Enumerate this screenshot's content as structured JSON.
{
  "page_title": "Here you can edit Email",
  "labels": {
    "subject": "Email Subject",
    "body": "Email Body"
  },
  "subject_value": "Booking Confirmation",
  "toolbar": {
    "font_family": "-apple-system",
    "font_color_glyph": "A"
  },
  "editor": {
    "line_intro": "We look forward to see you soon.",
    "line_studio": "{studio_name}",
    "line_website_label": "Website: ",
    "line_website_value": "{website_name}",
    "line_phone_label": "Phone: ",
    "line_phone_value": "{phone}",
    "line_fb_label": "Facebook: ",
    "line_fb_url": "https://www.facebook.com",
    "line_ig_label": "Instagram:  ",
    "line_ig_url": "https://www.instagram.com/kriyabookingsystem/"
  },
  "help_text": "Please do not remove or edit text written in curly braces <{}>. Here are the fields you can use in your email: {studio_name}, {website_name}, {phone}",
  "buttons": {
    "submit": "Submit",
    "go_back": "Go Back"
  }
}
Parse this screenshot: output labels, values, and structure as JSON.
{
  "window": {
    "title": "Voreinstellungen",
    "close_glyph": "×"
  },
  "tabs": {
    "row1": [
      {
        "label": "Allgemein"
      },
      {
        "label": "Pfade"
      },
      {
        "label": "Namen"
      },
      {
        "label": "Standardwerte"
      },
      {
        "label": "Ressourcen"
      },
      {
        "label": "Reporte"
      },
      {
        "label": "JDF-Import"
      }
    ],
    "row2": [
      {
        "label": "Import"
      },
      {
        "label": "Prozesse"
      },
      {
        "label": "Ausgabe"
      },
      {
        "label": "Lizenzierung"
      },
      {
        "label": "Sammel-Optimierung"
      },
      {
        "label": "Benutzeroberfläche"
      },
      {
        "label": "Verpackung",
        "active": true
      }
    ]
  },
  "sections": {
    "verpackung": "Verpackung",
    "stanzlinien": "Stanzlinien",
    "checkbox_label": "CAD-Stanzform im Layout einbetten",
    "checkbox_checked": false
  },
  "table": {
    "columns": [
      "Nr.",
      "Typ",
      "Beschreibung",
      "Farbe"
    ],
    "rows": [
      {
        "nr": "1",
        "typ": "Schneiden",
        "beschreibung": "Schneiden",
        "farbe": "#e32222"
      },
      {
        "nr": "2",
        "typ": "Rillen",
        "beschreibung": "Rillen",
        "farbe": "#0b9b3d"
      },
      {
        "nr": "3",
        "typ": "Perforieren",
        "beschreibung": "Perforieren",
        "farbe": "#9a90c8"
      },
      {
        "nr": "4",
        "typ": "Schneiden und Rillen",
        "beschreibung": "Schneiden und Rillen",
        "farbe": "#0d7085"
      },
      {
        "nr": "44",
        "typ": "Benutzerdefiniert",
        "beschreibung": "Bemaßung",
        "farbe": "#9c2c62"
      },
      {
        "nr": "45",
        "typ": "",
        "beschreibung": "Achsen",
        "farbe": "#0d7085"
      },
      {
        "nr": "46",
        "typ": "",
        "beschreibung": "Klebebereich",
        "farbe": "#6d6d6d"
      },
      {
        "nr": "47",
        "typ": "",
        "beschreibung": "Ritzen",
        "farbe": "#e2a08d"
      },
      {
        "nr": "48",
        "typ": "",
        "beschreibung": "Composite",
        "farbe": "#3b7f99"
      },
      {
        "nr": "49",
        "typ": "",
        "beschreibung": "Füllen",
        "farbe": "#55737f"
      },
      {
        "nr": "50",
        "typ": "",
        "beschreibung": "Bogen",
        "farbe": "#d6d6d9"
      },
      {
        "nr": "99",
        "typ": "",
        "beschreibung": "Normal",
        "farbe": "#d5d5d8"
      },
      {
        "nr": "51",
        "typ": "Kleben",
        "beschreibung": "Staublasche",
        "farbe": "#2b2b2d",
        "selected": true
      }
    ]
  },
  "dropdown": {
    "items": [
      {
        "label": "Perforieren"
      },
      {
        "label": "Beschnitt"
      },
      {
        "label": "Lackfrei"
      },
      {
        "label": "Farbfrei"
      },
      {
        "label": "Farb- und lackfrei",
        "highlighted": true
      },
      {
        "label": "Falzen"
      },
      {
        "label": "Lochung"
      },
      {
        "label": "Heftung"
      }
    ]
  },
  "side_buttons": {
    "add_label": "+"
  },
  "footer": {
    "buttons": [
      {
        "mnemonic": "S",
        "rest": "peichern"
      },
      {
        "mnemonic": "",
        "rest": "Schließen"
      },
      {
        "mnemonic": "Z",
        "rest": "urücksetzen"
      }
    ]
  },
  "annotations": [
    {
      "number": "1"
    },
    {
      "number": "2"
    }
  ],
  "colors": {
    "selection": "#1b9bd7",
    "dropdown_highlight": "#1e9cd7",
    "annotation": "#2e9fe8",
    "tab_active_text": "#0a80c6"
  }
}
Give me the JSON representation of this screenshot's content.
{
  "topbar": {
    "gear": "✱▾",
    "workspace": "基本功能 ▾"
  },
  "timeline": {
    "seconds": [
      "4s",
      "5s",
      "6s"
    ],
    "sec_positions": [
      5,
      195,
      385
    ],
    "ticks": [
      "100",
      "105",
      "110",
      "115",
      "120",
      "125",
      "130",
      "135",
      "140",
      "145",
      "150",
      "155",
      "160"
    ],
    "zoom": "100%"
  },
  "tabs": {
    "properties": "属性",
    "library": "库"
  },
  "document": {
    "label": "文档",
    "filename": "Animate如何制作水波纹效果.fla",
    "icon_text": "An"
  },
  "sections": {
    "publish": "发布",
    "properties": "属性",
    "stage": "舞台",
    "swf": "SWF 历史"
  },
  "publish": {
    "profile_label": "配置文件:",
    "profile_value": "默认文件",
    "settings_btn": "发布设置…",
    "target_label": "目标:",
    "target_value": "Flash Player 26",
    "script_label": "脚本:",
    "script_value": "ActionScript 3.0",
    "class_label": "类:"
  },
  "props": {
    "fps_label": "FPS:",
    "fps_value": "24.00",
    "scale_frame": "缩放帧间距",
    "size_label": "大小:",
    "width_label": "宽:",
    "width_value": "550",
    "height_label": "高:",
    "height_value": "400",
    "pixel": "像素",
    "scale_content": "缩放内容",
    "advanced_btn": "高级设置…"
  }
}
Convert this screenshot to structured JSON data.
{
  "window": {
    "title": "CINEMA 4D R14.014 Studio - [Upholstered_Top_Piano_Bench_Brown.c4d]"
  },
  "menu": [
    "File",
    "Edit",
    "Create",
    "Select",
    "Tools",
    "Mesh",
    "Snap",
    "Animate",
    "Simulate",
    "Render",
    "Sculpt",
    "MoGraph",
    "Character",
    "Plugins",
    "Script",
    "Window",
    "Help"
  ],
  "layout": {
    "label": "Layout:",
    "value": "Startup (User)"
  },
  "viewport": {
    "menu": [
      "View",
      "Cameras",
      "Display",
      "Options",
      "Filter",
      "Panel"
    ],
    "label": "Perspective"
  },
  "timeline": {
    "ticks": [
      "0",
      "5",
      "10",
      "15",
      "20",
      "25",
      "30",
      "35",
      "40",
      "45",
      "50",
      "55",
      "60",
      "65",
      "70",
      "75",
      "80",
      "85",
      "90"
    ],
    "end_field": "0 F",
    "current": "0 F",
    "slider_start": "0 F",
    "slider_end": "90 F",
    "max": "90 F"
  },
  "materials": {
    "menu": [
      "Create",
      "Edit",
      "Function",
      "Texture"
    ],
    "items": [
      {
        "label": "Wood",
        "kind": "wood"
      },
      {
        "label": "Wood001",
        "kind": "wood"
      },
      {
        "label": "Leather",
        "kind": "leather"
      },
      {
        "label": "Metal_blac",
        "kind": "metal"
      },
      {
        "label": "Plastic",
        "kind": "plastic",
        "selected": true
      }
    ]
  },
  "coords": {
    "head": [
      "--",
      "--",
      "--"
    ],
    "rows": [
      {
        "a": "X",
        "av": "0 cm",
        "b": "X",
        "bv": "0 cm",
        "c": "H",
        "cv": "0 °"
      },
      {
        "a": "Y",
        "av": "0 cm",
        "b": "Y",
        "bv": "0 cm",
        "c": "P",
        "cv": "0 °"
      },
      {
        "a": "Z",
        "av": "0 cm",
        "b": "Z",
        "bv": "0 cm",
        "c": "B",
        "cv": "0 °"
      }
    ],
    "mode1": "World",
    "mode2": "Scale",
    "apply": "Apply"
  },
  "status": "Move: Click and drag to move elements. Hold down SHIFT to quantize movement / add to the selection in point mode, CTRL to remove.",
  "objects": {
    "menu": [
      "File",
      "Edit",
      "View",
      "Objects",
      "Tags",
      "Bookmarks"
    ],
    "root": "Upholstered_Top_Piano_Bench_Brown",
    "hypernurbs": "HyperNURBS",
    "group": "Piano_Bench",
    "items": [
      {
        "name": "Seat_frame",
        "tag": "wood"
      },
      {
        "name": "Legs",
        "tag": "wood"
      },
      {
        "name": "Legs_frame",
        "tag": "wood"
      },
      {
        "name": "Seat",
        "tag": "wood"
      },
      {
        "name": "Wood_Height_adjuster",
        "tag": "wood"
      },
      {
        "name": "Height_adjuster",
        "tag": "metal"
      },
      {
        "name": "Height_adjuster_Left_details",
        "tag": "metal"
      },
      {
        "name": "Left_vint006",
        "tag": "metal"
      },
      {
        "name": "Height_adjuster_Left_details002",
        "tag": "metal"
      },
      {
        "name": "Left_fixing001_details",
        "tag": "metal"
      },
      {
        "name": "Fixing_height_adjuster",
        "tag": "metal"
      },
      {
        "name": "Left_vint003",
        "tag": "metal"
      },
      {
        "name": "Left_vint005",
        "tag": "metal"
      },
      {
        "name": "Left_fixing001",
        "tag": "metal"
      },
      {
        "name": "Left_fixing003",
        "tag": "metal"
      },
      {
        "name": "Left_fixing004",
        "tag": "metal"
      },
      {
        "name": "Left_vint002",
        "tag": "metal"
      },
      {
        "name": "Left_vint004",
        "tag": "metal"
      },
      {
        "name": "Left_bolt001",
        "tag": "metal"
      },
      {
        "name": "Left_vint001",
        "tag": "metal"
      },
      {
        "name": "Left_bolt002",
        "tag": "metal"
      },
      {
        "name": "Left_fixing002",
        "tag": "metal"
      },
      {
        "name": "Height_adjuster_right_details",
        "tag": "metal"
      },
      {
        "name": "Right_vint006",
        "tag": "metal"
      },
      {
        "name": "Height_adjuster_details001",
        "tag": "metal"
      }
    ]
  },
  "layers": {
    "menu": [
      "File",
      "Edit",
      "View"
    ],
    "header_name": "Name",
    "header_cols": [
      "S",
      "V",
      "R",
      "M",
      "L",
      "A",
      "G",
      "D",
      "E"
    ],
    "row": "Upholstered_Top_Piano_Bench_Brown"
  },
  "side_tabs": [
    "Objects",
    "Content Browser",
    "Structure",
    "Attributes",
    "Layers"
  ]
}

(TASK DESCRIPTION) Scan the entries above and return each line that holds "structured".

(PROBLEM SOLUTION)
Enumerate this screenshot's content as structured JSON.
Convert this screenshot to structured JSON data.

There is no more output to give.